Director's Statement

   
 


Lily's Mom reveals the all-too-common plight of an abused woman who feels trapped in her life. Mary, the protagonist, is special because of her unwavering need to break the generational cycle and set a better example for her little daughter, Lily. Mary's struggles and successes are uplifting to the audience.

The initial storyline is a composite of hundreds of true stories which I have witnessed in my years as a practicing physician. What makes this story ring so true is the reality of Mary, beautifully played by Kim Harsch, as she interacts with her therapist, played by Connie Cowper. Connie absolutely captures the therapeutic relationship and in auditions, actually outshined the actual psychotherapist I had otherwise been considering for the part.

The process of creating this film differed from the classical pattern we learned in school, starting with the script. The secondary characters are modeled after the personality disorders described in the DSM-IV psychiatric manual. I then assigned each of the characters, including Mary, a specific combination of personality traits according to the 5-Factor Personality Model. Using the well studied traits and flaws of these characters, their interactions ring very true indeed. Mary has depression and crippling headaches, Mike and Hal are sociopaths, Claire is a borderline, Darla has a passive dependent personality and the sexy Lola has a histrionic personality disorder. The chemistry of these characters leads to strong interactions when they are brought together.

Since Mary is the catalytic character, I wrote many of her scenes with parallel dialogs and behaviors, to see which combination of traits would be more dramatic in front of the camera. The final movie was to have about 130 scenes but I wrote and filmed about 200 scenes.

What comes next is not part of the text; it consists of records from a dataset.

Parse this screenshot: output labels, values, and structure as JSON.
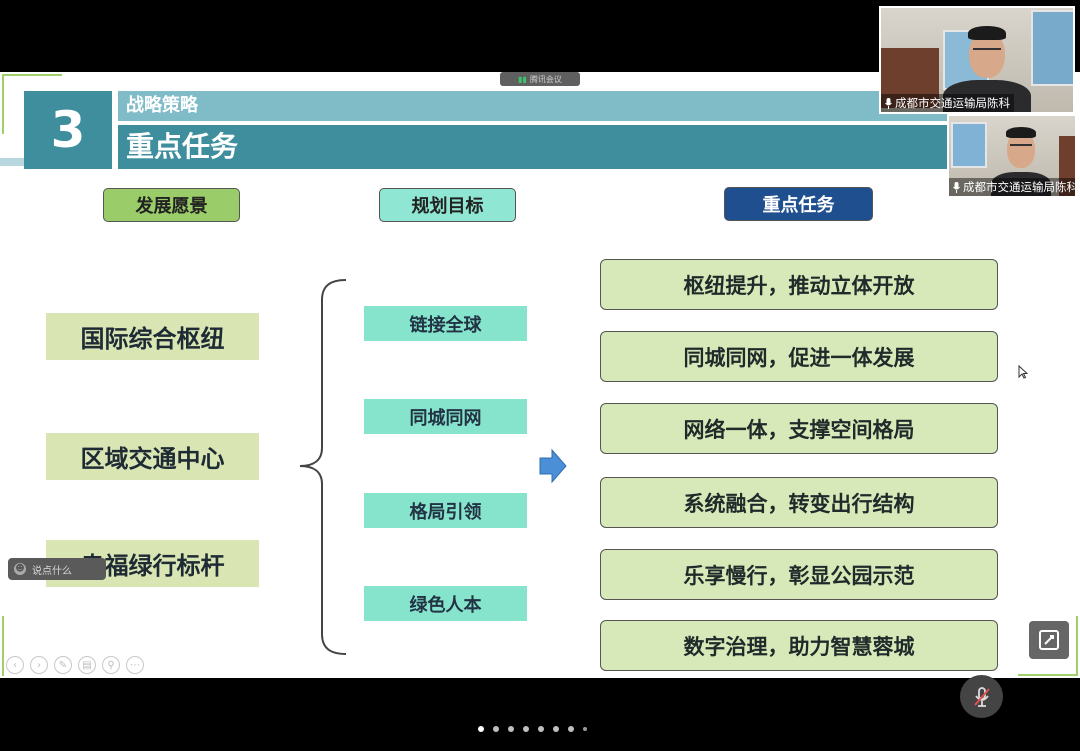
{
  "meeting": {
    "app_label": "腾讯会议"
  },
  "slide": {
    "section_number": "3",
    "section_title": "战略策略",
    "title": "重点任务",
    "columns": {
      "vision": "发展愿景",
      "goals": "规划目标",
      "tasks": "重点任务"
    },
    "visions": [
      "国际综合枢纽",
      "区域交通中心",
      "幸福绿行标杆"
    ],
    "goals": [
      "链接全球",
      "同城同网",
      "格局引领",
      "绿色人本"
    ],
    "tasks": [
      "枢纽提升，推动立体开放",
      "同城同网，促进一体发展",
      "网络一体，支撑空间格局",
      "系统融合，转变出行结构",
      "乐享慢行，彰显公园示范",
      "数字治理，助力智慧蓉城"
    ]
  },
  "chat": {
    "placeholder": "说点什么"
  },
  "participants": [
    {
      "name": "成都市交通运输局陈科"
    },
    {
      "name": "成都市交通运输局陈科"
    }
  ],
  "colors": {
    "header_teal": "#3e8e9e",
    "task_button": "#1f4f8e",
    "task_fill": "#d7e9b8"
  },
  "icons": [
    "signal-icon",
    "smile-icon",
    "mic-icon",
    "mic-off-icon",
    "edit-icon",
    "arrow-right-icon",
    "brace-icon",
    "cursor-icon"
  ]
}
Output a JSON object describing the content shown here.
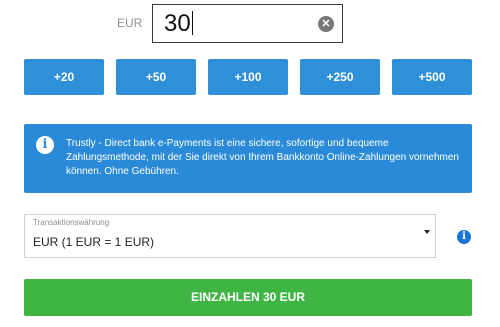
{
  "amount": {
    "currency_label": "EUR",
    "value": "30"
  },
  "quick_amounts": [
    "+20",
    "+50",
    "+100",
    "+250",
    "+500"
  ],
  "info": {
    "text": "Trustly - Direct bank e-Payments ist eine sichere, sofortige und bequeme Zahlungsmethode, mit der Sie direkt von Ihrem Bankkonto Online-Zahlungen vornehmen können. Ohne Gebühren."
  },
  "currency_select": {
    "caption": "Transaktionswährung",
    "selected": "EUR (1 EUR = 1 EUR)"
  },
  "deposit_button": {
    "label": "EINZAHLEN 30 EUR"
  },
  "colors": {
    "quick_button": "#2f8fd8",
    "info_background": "#2a8ad8",
    "deposit_button": "#41b544",
    "help_icon": "#1976d2"
  },
  "icons": {
    "clear": "close-circle-icon",
    "info": "info-icon",
    "dropdown": "triangle-down-icon",
    "help": "info-icon"
  }
}
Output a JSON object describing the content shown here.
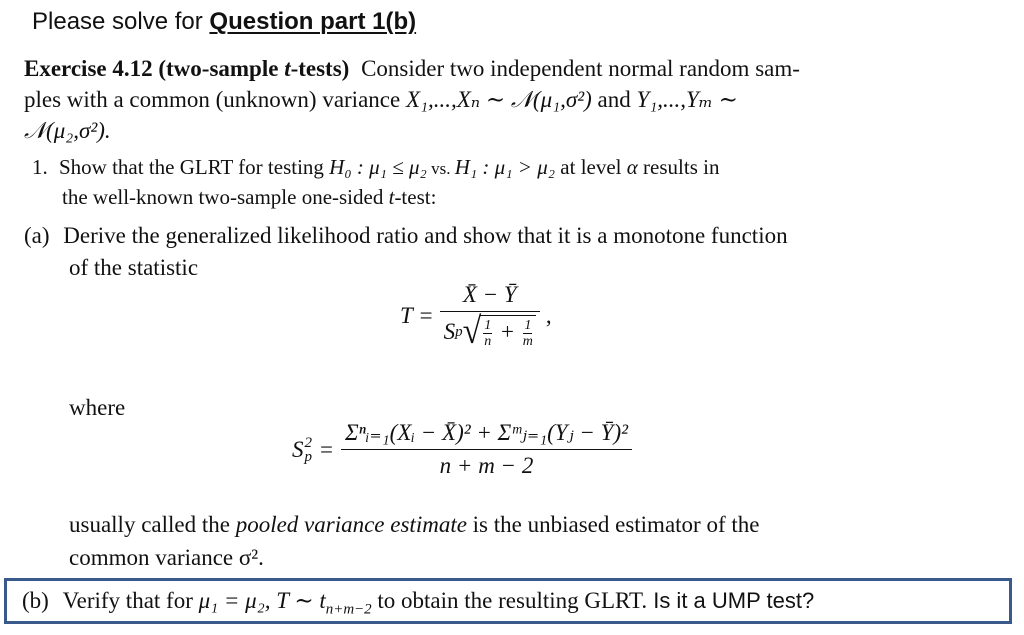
{
  "prompt": {
    "prefix": "Please solve for ",
    "emphasis": "Question part 1(b)"
  },
  "exercise": {
    "title": "Exercise 4.12 (two-sample ",
    "title_t": "t",
    "title_end": "-tests)",
    "intro_line1": "Consider two independent normal random sam-",
    "intro_line2_a": "ples with a common (unknown) variance ",
    "intro_line2_math1": "X₁,...,Xₙ ∼ 𝒩(μ₁,σ²)",
    "intro_line2_and": " and ",
    "intro_line2_math2": "Y₁,...,Yₘ ∼",
    "intro_line3_math": "𝒩(μ₂,σ²)."
  },
  "part1": {
    "number": "1.",
    "text_a": "Show that the GLRT for testing ",
    "h0": "H₀ : μ₁ ≤ μ₂",
    "vs": " vs. ",
    "h1": "H₁ : μ₁ > μ₂",
    "text_b": " at level ",
    "alpha": "α",
    "text_c": " results in",
    "line2_a": "the well-known two-sample one-sided ",
    "line2_t": "t",
    "line2_b": "-test:"
  },
  "part_a": {
    "label": "(a)",
    "line1": "Derive the generalized likelihood ratio and show that it is a monotone function",
    "line2": "of the statistic",
    "formula_T": {
      "lhs": "T =",
      "numerator": "X̄ − Ȳ",
      "denominator_sp": "S",
      "denominator_sub": "p",
      "frac1_num": "1",
      "frac1_den": "n",
      "plus": "+",
      "frac2_num": "1",
      "frac2_den": "m",
      "trailing": ","
    },
    "where": "where",
    "formula_Sp": {
      "lhs": "S",
      "lhs_sub": "p",
      "lhs_sup": "2",
      "eq": "=",
      "numerator": "Σⁿᵢ₌₁(Xᵢ − X̄)² + Σᵐⱼ₌₁(Yⱼ − Ȳ)²",
      "denominator": "n + m − 2"
    },
    "tail_line1_a": "usually called the ",
    "tail_line1_italic": "pooled variance estimate",
    "tail_line1_b": " is the unbiased estimator of the",
    "tail_line2": "common variance σ²."
  },
  "part_b": {
    "label": "(b)",
    "text_a": "Verify that for ",
    "math": "μ₁ = μ₂, T ∼ t",
    "math_sub": "n+m−2",
    "text_b": " to obtain the resulting GLRT.",
    "question": " Is it a UMP test?"
  },
  "colors": {
    "box_border": "#3a5a8c",
    "text": "#111111"
  }
}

Every scene was carefully storyboarded, right down to lens settings and shadows, so my DP and crew could see what I wanted while I spent my time working with the actors during the setups. The action produced surprising results when we ran the parallel scenes. The other actors had the same dialog each time but Kim's parts were quite different in each version. Kim is in every scene of the movie and had to rapidly switch to different versions of Mary's personality and not lose the subtleties. I will forever be grateful for her enormous efforts. She would go off on her own and rethink Mary's behavior when we shifted between parallel scenes.

This remarkable versatility allowed her to deliver wonderful shifts in the chemistry of the scenes, as you can see in the movie. In post production, I had the luxury of selecting the different facets of Mary's personality for greatest effect. Unfortunately, because alternate scenes were discarded, many wonderful performances will remain unseen. Some of these scenes were salvaged for use in medical education, since they were so solid and believable and many of my medical colleagues could not believe these were actors.

---Ed Messina